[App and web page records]
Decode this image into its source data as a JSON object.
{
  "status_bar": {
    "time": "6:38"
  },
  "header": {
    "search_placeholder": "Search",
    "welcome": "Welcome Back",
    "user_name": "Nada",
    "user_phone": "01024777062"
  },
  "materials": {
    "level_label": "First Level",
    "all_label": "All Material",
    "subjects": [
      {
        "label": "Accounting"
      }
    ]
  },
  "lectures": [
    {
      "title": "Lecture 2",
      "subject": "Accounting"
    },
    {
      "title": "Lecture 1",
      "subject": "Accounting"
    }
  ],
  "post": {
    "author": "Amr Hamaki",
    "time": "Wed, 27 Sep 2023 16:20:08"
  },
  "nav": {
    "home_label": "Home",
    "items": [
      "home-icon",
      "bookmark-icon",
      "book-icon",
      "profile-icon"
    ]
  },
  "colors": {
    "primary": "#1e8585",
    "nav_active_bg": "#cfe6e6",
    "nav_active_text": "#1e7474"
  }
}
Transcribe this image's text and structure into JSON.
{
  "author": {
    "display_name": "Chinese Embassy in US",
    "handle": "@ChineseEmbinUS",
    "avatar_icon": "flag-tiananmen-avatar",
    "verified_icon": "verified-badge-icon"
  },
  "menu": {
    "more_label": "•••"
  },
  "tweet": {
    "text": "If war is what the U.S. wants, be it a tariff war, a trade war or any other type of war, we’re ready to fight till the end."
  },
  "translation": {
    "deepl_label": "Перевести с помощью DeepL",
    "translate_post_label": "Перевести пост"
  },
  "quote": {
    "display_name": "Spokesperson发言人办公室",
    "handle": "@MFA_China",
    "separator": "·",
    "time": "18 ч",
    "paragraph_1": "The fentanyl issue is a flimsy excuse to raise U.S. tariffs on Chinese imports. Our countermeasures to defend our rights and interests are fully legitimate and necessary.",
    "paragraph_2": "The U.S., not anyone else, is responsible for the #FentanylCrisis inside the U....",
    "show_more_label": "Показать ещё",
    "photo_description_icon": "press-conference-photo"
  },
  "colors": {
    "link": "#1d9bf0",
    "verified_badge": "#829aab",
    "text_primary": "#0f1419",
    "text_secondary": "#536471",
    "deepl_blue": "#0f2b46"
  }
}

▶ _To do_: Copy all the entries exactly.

▶ _Response to this exercise_:
Decode this image into its source data as a JSON object.
{
  "status_bar": {
    "time": "6:38"
  },
  "header": {
    "search_placeholder": "Search",
    "welcome": "Welcome Back",
    "user_name": "Nada",
    "user_phone": "01024777062"
  },
  "materials": {
    "level_label": "First Level",
    "all_label": "All Material",
    "subjects": [
      {
        "label": "Accounting"
      }
    ]
  },
  "lectures": [
    {
      "title": "Lecture 2",
      "subject": "Accounting"
    },
    {
      "title": "Lecture 1",
      "subject": "Accounting"
    }
  ],
  "post": {
    "author": "Amr Hamaki",
    "time": "Wed, 27 Sep 2023 16:20:08"
  },
  "nav": {
    "home_label": "Home",
    "items": [
      "home-icon",
      "bookmark-icon",
      "book-icon",
      "profile-icon"
    ]
  },
  "colors": {
    "primary": "#1e8585",
    "nav_active_bg": "#cfe6e6",
    "nav_active_text": "#1e7474"
  }
}
Transcribe this image's text and structure into JSON.
{
  "author": {
    "display_name": "Chinese Embassy in US",
    "handle": "@ChineseEmbinUS",
    "avatar_icon": "flag-tiananmen-avatar",
    "verified_icon": "verified-badge-icon"
  },
  "menu": {
    "more_label": "•••"
  },
  "tweet": {
    "text": "If war is what the U.S. wants, be it a tariff war, a trade war or any other type of war, we’re ready to fight till the end."
  },
  "translation": {
    "deepl_label": "Перевести с помощью DeepL",
    "translate_post_label": "Перевести пост"
  },
  "quote": {
    "display_name": "Spokesperson发言人办公室",
    "handle": "@MFA_China",
    "separator": "·",
    "time": "18 ч",
    "paragraph_1": "The fentanyl issue is a flimsy excuse to raise U.S. tariffs on Chinese imports. Our countermeasures to defend our rights and interests are fully legitimate and necessary.",
    "paragraph_2": "The U.S., not anyone else, is responsible for the #FentanylCrisis inside the U....",
    "show_more_label": "Показать ещё",
    "photo_description_icon": "press-conference-photo"
  },
  "colors": {
    "link": "#1d9bf0",
    "verified_badge": "#829aab",
    "text_primary": "#0f1419",
    "text_secondary": "#536471",
    "deepl_blue": "#0f2b46"
  }
}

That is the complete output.